  • Banks

Government funding

Provinces and territories provide student funding for which some graduate programs are eligible. Check with the provincial funding agency where you will be studying for more details.

University and awards office and academic departments

Investigate both the awards office and the academic departments of the university and program you plan to attend for graduate studies. Universities typically offer awards, fellowships, teaching and research assistant-ships, bursaries, and scholarships—through the university as a whole, the faculty of graduate studies, and/or the program department. Each source of funding may require separate applications.


Foundation grants to individuals online: An online database of over 8,500 foundations and public charity programs that fund students, artists, researchers, and other individual grant-seekers. Up-to-date information on foundations funding scholarships, fellowships, research, and professional support.

Research councils

There are three research councils founded to provide monetary aid to graduate students and scholars engaged in research (note: some undergraduate awards exist). They focus on three different fields: natural sciences and engineering (NSERC), social sciences and humanities (SHHRC) and health (CIHR). Most programs of study fall within one of these categories and students are typically able to apply to one research council only.

Natural Sciences and Engineering Research Council of Canada (NSERC)
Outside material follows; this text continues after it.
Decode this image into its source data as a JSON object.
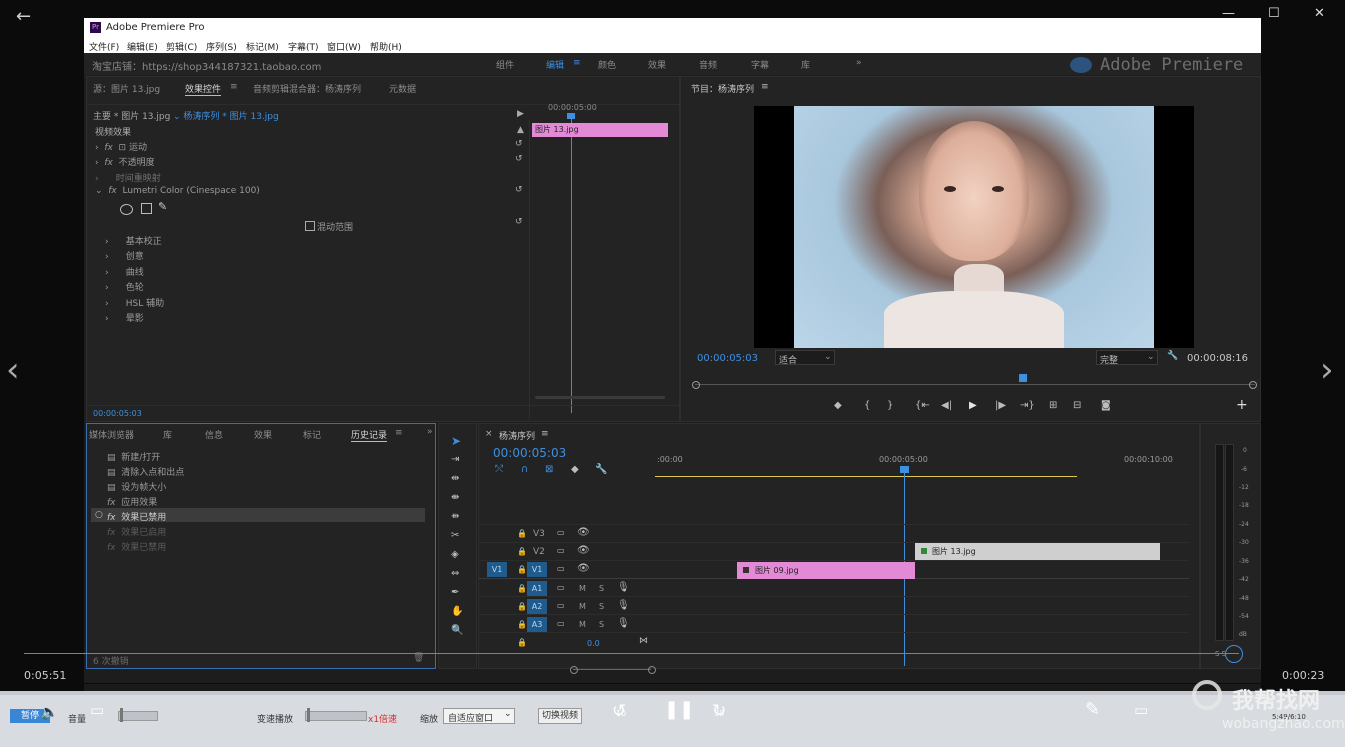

  • Your area of study must be accepted by NSERC. If NSERC deems your field of interest to be a better fit with one of the other research councils your NSERC application will not be accepted.
  • NSERC does not support clinically-oriented research or programs of study (e.g. clinical psychology or clinical neuropsychology). Contact CIHR for funding information.

Social Sciences and Humanities Research Council of Canada (SSHRC)

  • Applications must be pursuing a graduate degree in the social sciences/humanities.
  • A variety of funding programs are available in addition to priority research areas.

Canadian Institutes of Health Research (CIHR)

  • Applicants must be affiliated with an eligible Canadian institution or organization.
  • Applicants cannot be employed by Canadian federal government departments or agencies of for-profit organization unless affiliated with a university.
  • Program provides opportunity to work with industry and government partners.